“The whole purpose [of the disclosure] is to help the union members, to bring internal transparency to the finances of these unions,” Mr. Levin said. He added that his group was still analyzing the NEA’s report.
Watchdog groups say the new disclosures will help avoid a situation like the corruption scandal that rocked the Washington Teachers’ Union a few years ago, when it was discovered that top officials had used more than $5 million in union funds to pay for items including a mink coat, plasma televisions, and designer clothing.
“That case is something of a poster child for why you need this sort of disclosure,” said Kenneth Boehm, the chairman of the National Legal and Policy Center, a union-watchdog group based in Falls Church, Va., which lobbied for the new forms.
Stefan Gleason of the National Right to Work Legal Defense Foundation agreed that “more disclosure is better,” though he expressed disappointment that the Labor Department had ultimately backed off on some of the reporting requirements officials had originally proposed. He would have liked to see, for instance, expenses for member recruitment and organizing broken out from the rest of the representational-activities category.
“It’s of interest to members to know their union is not spending money to represent them but to corral more workers into union membership,” Mr. Gleason, a vice president of the Springfield, Va., advocacy group, said.
Gifts and Politics
The reports detail for the first time contributions the unions make to other organizations. About a third of the AFT’s total of $1.7 million in gifts, grants, and contributions—$550,000—went to the Economic Policy Institute, a Washington think tank that has called for more education spending and issued reports critical of charter schools and vouchers. The NEA gave the group $45,000.
Minority and civil rights groups were prominent among the recipients of the unions’ contributions. The AFT’s gifts included the National Democracy Institute in Washington, which received $51,000, and the Congressional Hispanic Caucus Institute, also in Washington, which got $36,675. The NEA gave $35,000 to the Hispanic Caucus.
The NEA also shelled out $30,000 to the Learning First Alliance, which works to raise student achievement, while the AFT sent $30,000 to the Tsunami Relief Project.
Mr. Boehm of the National Legal and Policy Center said that teachers who join a union expect representation on issues like collective bargaining but often don’t agree with the union’s “political agenda.”
“When the union takes money from teachers and spends it on promoting certain organizations and candidates who have beliefs that differ from those of members, there is a problem,” he said.

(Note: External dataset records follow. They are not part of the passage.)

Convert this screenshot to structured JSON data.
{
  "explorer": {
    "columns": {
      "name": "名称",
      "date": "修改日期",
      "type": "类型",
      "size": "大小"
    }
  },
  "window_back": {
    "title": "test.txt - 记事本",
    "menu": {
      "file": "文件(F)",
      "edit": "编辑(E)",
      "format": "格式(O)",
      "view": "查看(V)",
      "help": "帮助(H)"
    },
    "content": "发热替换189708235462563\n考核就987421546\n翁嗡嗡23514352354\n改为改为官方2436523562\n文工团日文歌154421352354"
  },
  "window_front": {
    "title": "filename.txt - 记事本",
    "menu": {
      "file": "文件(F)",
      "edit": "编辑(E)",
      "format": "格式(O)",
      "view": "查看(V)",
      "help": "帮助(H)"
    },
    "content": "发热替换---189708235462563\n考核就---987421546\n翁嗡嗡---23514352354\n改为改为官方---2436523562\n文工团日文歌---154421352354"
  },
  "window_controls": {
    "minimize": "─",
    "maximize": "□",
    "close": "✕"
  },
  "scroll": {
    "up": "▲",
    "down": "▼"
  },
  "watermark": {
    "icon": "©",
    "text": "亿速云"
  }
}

The new disclosures, he said, could spur a change in that aspect. “Because individual teachers will see how the money is being spent, it will act as a check or balance and keep the unions from getting abusive,” Mr. Boehm said.
Alexander Wohl, an AFT spokesman, said that any contributions of a “significant size” are approved by the organization’s governing council, which is made up of elected members. “We support organizations that we believe are doing an important job of advancing causes that are important to our members, like civil rights,” he said.
The NEA did not respond to several requests for comment.
Payments from the NEA in the category of “political activities and lobbying” included $3 million to a Denver media-strategies firm, more than $900,000 to two direct-mail consultants, and $302,000 to a polling firm with ties to the Democratic Party.
Mike Antonucci, a teachers’ union critic who publishes an online newsletter about the unions and who has analyzed the reports, said he was surprised by the size of the unions’ “outlays on political consultants, polling firms, media-strategy experts, and marketing specialists.”
Taken together with the donations the unions made, he wrote in an e-mail, the expenditures show the extent to which the unions are “an integral part of the liberal political movement.”
Vol. 25, Issue 18, Page 7